|Frontiers in Neurology||2017||“There is a wide acceptance of cannabis [use] within the MS community: up to 60% of PwMS victims currently use cannabis, and up to 90% would consider using it if it were legal and more scientific evidence was available.”|
|Issues in Emerging Health Technologies||2005||Sativex is a cannabis-based, FDA-approved medication for the “adjunctive treatment of neuropathic pain in patients with multiple sclerosis (MS).”|
|Neurobiology of Disease||2013||“CBD provides long-lasting protection against the effects of inflammation in a viral model of multiple sclerosis.”|
|Marijuana as a Medicine? The Science Beyond the Controversy||2000||“…nearly every participant in a 1997 survey of 112 regular marijuana users with multiple sclerosis [stated] that the drug lessened both pain and spasticity.”|
|U.S. National Library of Medicine: Cannabidiol||2005||CBD has been given a “standard marketing authorization” by Health Canada for use as a supplementary treatment for multiple sclerosis-related spasticity.|
Our Top Picks: 5 Best CBD Oils for Multiple Sclerosis
As it turns out, not all CBD oils are exactly the same. While they all, of course, rely on cannabidiol as the active component, some specific tinctures have shown to be more effective at treating symptoms stemming from MS than have others.
While a full-spectrum cannabis CBD oil is thought to be the best option, these oils are often not available nationwide, as you typically need a medical marijuana license (MMJ card) and access to a legal dispensary to be able to purchase them.
With that said, there are a few companies that seem to be helping with various symptoms associated with multiple sclerosis. Here are our top 5 favorite ones [with two extras that we had to throw in as “honorable mentions”]:
[It’s important to understand that these products will not cure MS, nor any of its symptoms. Rather, they may simply act to help provide a certain level of relief (due to the reasons outlined above), though this is by no means guaranteed.]
- Full-spectrum Hemp extract
- No pesticides, solvents or chemical fertilizers
- 3rd party laboratory tested
- Price Range ($48.00 – $139.00)
- Maximum potency and purity
- Compounded by a licensed pharmacist
- Highly concentrated extraction process
- Price Range ($26-$169)
- Full-Spectrum Extract (Made in USA)
- 100% Natural and Organic
- Contain no artificial flavors or preservatives
- Prices range ($48-$125)
- CBDPure uses a chemical-free CO2 extraction process

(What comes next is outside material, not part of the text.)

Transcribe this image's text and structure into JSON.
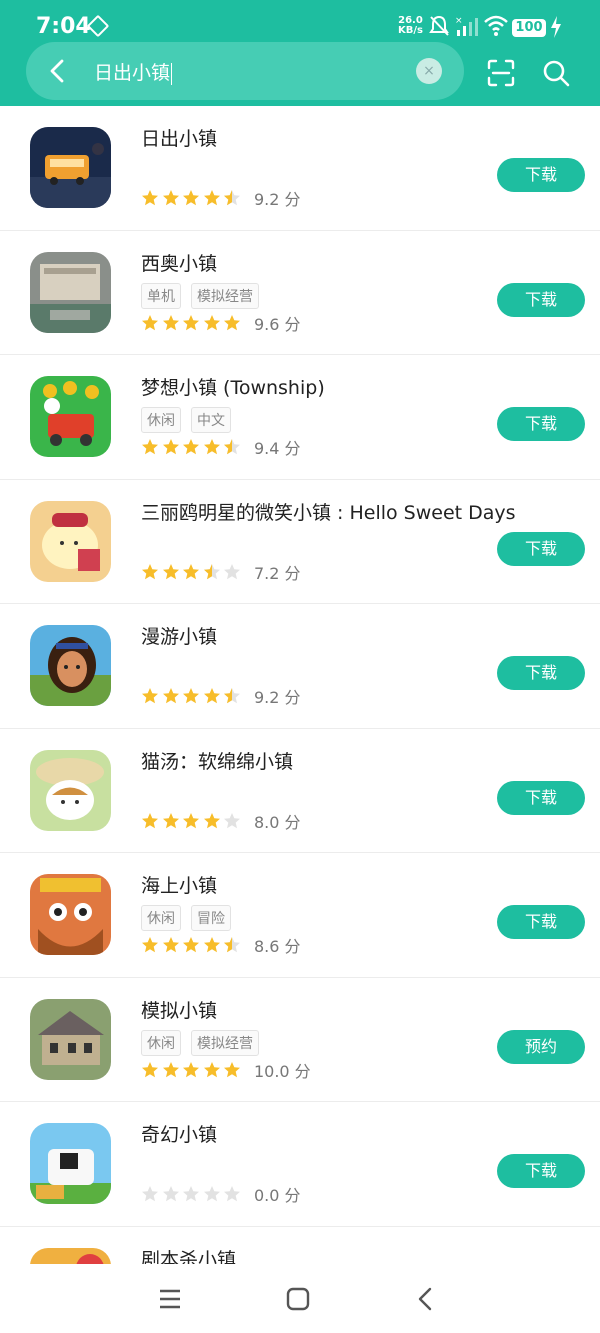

- 3rd party laboratory tested
- Certified hemp grown in Colorado
- Price Range ($29.99 – $79.99)
- Over 5 Years Experience
- 3rd party laboratory tested
- Organic hemp CO2 extract tincture
- Price Range ($62.00 – $204.00)